» Aim of the exercise
These entries must be printed again exactly as they are.

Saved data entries
• • • • •
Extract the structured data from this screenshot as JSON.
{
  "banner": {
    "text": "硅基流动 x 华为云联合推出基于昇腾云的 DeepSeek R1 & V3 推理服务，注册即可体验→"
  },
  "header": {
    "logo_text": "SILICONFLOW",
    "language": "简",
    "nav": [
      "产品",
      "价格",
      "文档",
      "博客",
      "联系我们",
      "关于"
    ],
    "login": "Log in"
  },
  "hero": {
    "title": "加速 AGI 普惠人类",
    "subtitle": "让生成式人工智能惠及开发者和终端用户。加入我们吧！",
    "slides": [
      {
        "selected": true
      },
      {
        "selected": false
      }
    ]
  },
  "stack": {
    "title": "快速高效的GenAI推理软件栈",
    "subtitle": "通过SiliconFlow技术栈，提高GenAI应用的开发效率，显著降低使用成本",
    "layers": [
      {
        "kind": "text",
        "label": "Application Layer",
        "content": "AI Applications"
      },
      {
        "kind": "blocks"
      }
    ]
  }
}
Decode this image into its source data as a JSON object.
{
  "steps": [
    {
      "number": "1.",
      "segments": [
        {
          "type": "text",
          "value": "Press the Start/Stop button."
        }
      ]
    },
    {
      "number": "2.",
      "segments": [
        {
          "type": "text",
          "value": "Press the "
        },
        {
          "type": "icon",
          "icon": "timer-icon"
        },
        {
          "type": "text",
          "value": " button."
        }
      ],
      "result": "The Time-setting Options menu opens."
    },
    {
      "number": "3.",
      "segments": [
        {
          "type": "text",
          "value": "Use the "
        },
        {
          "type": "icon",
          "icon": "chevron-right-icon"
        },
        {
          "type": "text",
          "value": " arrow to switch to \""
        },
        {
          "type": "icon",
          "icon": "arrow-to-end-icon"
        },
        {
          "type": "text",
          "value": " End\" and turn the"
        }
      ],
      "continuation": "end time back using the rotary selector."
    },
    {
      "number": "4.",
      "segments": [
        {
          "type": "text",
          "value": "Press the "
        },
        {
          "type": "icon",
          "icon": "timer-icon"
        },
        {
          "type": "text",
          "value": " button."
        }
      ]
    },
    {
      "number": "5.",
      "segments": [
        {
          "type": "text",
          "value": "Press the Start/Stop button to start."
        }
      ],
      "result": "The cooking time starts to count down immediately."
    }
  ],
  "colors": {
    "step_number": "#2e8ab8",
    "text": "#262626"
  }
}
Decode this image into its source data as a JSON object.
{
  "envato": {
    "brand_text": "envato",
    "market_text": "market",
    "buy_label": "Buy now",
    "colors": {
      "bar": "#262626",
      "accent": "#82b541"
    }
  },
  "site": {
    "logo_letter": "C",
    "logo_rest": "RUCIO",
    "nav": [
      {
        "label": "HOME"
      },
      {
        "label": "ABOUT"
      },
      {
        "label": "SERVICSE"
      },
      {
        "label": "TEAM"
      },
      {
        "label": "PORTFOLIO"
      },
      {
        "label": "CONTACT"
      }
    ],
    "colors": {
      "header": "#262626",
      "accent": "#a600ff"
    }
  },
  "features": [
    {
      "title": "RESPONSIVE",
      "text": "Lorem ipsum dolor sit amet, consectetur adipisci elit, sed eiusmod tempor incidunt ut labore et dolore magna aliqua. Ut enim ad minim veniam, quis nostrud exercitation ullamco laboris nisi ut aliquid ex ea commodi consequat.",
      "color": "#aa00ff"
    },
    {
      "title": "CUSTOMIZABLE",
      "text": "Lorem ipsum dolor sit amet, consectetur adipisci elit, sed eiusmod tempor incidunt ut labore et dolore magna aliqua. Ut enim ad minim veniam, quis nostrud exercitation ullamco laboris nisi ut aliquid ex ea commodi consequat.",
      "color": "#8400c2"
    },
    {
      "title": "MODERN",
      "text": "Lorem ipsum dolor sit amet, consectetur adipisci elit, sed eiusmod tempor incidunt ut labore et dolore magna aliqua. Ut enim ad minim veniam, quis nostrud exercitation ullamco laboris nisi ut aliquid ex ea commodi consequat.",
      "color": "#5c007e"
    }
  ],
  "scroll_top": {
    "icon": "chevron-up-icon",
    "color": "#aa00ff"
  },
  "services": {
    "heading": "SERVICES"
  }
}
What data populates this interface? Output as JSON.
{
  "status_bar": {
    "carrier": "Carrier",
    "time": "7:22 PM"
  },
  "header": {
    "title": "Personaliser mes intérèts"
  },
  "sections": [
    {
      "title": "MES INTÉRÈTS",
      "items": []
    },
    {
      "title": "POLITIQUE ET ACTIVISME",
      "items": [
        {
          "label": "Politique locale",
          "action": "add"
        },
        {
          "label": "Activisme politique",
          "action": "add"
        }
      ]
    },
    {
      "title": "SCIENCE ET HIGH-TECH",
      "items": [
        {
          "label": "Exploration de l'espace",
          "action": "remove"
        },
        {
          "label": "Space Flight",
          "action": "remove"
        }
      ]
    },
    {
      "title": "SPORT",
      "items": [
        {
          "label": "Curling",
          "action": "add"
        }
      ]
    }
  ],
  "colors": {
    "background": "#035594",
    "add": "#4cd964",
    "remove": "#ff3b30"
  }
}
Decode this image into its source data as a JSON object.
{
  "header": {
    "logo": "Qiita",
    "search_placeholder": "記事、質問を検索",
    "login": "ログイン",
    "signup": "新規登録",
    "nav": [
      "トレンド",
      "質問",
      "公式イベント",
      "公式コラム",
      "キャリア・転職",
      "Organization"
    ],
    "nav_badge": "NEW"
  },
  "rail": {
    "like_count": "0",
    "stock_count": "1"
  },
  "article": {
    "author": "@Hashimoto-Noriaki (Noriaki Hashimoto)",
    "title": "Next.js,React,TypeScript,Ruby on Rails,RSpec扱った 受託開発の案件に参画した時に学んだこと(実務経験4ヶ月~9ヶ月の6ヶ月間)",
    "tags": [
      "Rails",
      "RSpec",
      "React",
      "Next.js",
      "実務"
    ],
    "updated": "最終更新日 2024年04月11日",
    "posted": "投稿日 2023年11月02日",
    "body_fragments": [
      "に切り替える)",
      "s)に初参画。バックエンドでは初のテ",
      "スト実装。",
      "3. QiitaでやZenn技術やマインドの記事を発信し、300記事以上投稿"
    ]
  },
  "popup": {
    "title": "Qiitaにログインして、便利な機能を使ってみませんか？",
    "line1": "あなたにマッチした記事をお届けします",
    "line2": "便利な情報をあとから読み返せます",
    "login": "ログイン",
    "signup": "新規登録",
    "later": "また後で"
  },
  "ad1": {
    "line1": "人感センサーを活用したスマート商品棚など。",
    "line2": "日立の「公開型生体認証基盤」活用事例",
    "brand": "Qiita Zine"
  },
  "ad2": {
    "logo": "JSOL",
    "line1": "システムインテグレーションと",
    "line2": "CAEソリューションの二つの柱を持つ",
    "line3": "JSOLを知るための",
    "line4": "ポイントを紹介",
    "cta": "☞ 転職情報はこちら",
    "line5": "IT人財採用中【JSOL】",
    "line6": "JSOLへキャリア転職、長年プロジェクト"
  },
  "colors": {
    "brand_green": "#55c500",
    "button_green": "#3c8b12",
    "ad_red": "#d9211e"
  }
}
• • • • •
» Response below
Extract the structured data from this screenshot as JSON.
{
  "banner": {
    "text": "硅基流动 x 华为云联合推出基于昇腾云的 DeepSeek R1 & V3 推理服务，注册即可体验→"
  },
  "header": {
    "logo_text": "SILICONFLOW",
    "language": "简",
    "nav": [
      "产品",
      "价格",
      "文档",
      "博客",
      "联系我们",
      "关于"
    ],
    "login": "Log in"
  },
  "hero": {
    "title": "加速 AGI 普惠人类",
    "subtitle": "让生成式人工智能惠及开发者和终端用户。加入我们吧！",
    "slides": [
      {
        "selected": true
      },
      {
        "selected": false
      }
    ]
  },
  "stack": {
    "title": "快速高效的GenAI推理软件栈",
    "subtitle": "通过SiliconFlow技术栈，提高GenAI应用的开发效率，显著降低使用成本",
    "layers": [
      {
        "kind": "text",
        "label": "Application Layer",
        "content": "AI Applications"
      },
      {
        "kind": "blocks"
      }
    ]
  }
}
Decode this image into its source data as a JSON object.
{
  "steps": [
    {
      "number": "1.",
      "segments": [
        {
          "type": "text",
          "value": "Press the Start/Stop button."
        }
      ]
    },
    {
      "number": "2.",
      "segments": [
        {
          "type": "text",
          "value": "Press the "
        },
        {
          "type": "icon",
          "icon": "timer-icon"
        },
        {
          "type": "text",
          "value": " button."
        }
      ],
      "result": "The Time-setting Options menu opens."
    },
    {
      "number": "3.",
      "segments": [
        {
          "type": "text",
          "value": "Use the "
        },
        {
          "type": "icon",
          "icon": "chevron-right-icon"
        },
        {
          "type": "text",
          "value": " arrow to switch to \""
        },
        {
          "type": "icon",
          "icon": "arrow-to-end-icon"
        },
        {
          "type": "text",
          "value": " End\" and turn the"
        }
      ],
      "continuation": "end time back using the rotary selector."
    },
    {
      "number": "4.",
      "segments": [
        {
          "type": "text",
          "value": "Press the "
        },
        {
          "type": "icon",
          "icon": "timer-icon"
        },
        {
          "type": "text",
          "value": " button."
        }
      ]
    },
    {
      "number": "5.",
      "segments": [
        {
          "type": "text",
          "value": "Press the Start/Stop button to start."
        }
      ],
      "result": "The cooking time starts to count down immediately."
    }
  ],
  "colors": {
    "step_number": "#2e8ab8",
    "text": "#262626"
  }
}
Decode this image into its source data as a JSON object.
{
  "envato": {
    "brand_text": "envato",
    "market_text": "market",
    "buy_label": "Buy now",
    "colors": {
      "bar": "#262626",
      "accent": "#82b541"
    }
  },
  "site": {
    "logo_letter": "C",
    "logo_rest": "RUCIO",
    "nav": [
      {
        "label": "HOME"
      },
      {
        "label": "ABOUT"
      },
      {
        "label": "SERVICSE"
      },
      {
        "label": "TEAM"
      },
      {
        "label": "PORTFOLIO"
      },
      {
        "label": "CONTACT"
      }
    ],
    "colors": {
      "header": "#262626",
      "accent": "#a600ff"
    }
  },
  "features": [
    {
      "title": "RESPONSIVE",
      "text": "Lorem ipsum dolor sit amet, consectetur adipisci elit, sed eiusmod tempor incidunt ut labore et dolore magna aliqua. Ut enim ad minim veniam, quis nostrud exercitation ullamco laboris nisi ut aliquid ex ea commodi consequat.",
      "color": "#aa00ff"
    },
    {
      "title": "CUSTOMIZABLE",
      "text": "Lorem ipsum dolor sit amet, consectetur adipisci elit, sed eiusmod tempor incidunt ut labore et dolore magna aliqua. Ut enim ad minim veniam, quis nostrud exercitation ullamco laboris nisi ut aliquid ex ea commodi consequat.",
      "color": "#8400c2"
    },
    {
      "title": "MODERN",
      "text": "Lorem ipsum dolor sit amet, consectetur adipisci elit, sed eiusmod tempor incidunt ut labore et dolore magna aliqua. Ut enim ad minim veniam, quis nostrud exercitation ullamco laboris nisi ut aliquid ex ea commodi consequat.",
      "color": "#5c007e"
    }
  ],
  "scroll_top": {
    "icon": "chevron-up-icon",
    "color": "#aa00ff"
  },
  "services": {
    "heading": "SERVICES"
  }
}
What data populates this interface? Output as JSON.
{
  "status_bar": {
    "carrier": "Carrier",
    "time": "7:22 PM"
  },
  "header": {
    "title": "Personaliser mes intérèts"
  },
  "sections": [
    {
      "title": "MES INTÉRÈTS",
      "items": []
    },
    {
      "title": "POLITIQUE ET ACTIVISME",
      "items": [
        {
          "label": "Politique locale",
          "action": "add"
        },
        {
          "label": "Activisme politique",
          "action": "add"
        }
      ]
    },
    {
      "title": "SCIENCE ET HIGH-TECH",
      "items": [
        {
          "label": "Exploration de l'espace",
          "action": "remove"
        },
        {
          "label": "Space Flight",
          "action": "remove"
        }
      ]
    },
    {
      "title": "SPORT",
      "items": [
        {
          "label": "Curling",
          "action": "add"
        }
      ]
    }
  ],
  "colors": {
    "background": "#035594",
    "add": "#4cd964",
    "remove": "#ff3b30"
  }
}
Decode this image into its source data as a JSON object.
{
  "header": {
    "logo": "Qiita",
    "search_placeholder": "記事、質問を検索",
    "login": "ログイン",
    "signup": "新規登録",
    "nav": [
      "トレンド",
      "質問",
      "公式イベント",
      "公式コラム",
      "キャリア・転職",
      "Organization"
    ],
    "nav_badge": "NEW"
  },
  "rail": {
    "like_count": "0",
    "stock_count": "1"
  },
  "article": {
    "author": "@Hashimoto-Noriaki (Noriaki Hashimoto)",
    "title": "Next.js,React,TypeScript,Ruby on Rails,RSpec扱った 受託開発の案件に参画した時に学んだこと(実務経験4ヶ月~9ヶ月の6ヶ月間)",
    "tags": [
      "Rails",
      "RSpec",
      "React",
      "Next.js",
      "実務"
    ],
    "updated": "最終更新日 2024年04月11日",
    "posted": "投稿日 2023年11月02日",
    "body_fragments": [
      "に切り替える)",
      "s)に初参画。バックエンドでは初のテ",
      "スト実装。",
      "3. QiitaでやZenn技術やマインドの記事を発信し、300記事以上投稿"
    ]
  },
  "popup": {
    "title": "Qiitaにログインして、便利な機能を使ってみませんか？",
    "line1": "あなたにマッチした記事をお届けします",
    "line2": "便利な情報をあとから読み返せます",
    "login": "ログイン",
    "signup": "新規登録",
    "later": "また後で"
  },
  "ad1": {
    "line1": "人感センサーを活用したスマート商品棚など。",
    "line2": "日立の「公開型生体認証基盤」活用事例",
    "brand": "Qiita Zine"
  },
  "ad2": {
    "logo": "JSOL",
    "line1": "システムインテグレーションと",
    "line2": "CAEソリューションの二つの柱を持つ",
    "line3": "JSOLを知るための",
    "line4": "ポイントを紹介",
    "cta": "☞ 転職情報はこちら",
    "line5": "IT人財採用中【JSOL】",
    "line6": "JSOLへキャリア転職、長年プロジェクト"
  },
  "colors": {
    "brand_green": "#55c500",
    "button_green": "#3c8b12",
    "ad_red": "#d9211e"
  }
}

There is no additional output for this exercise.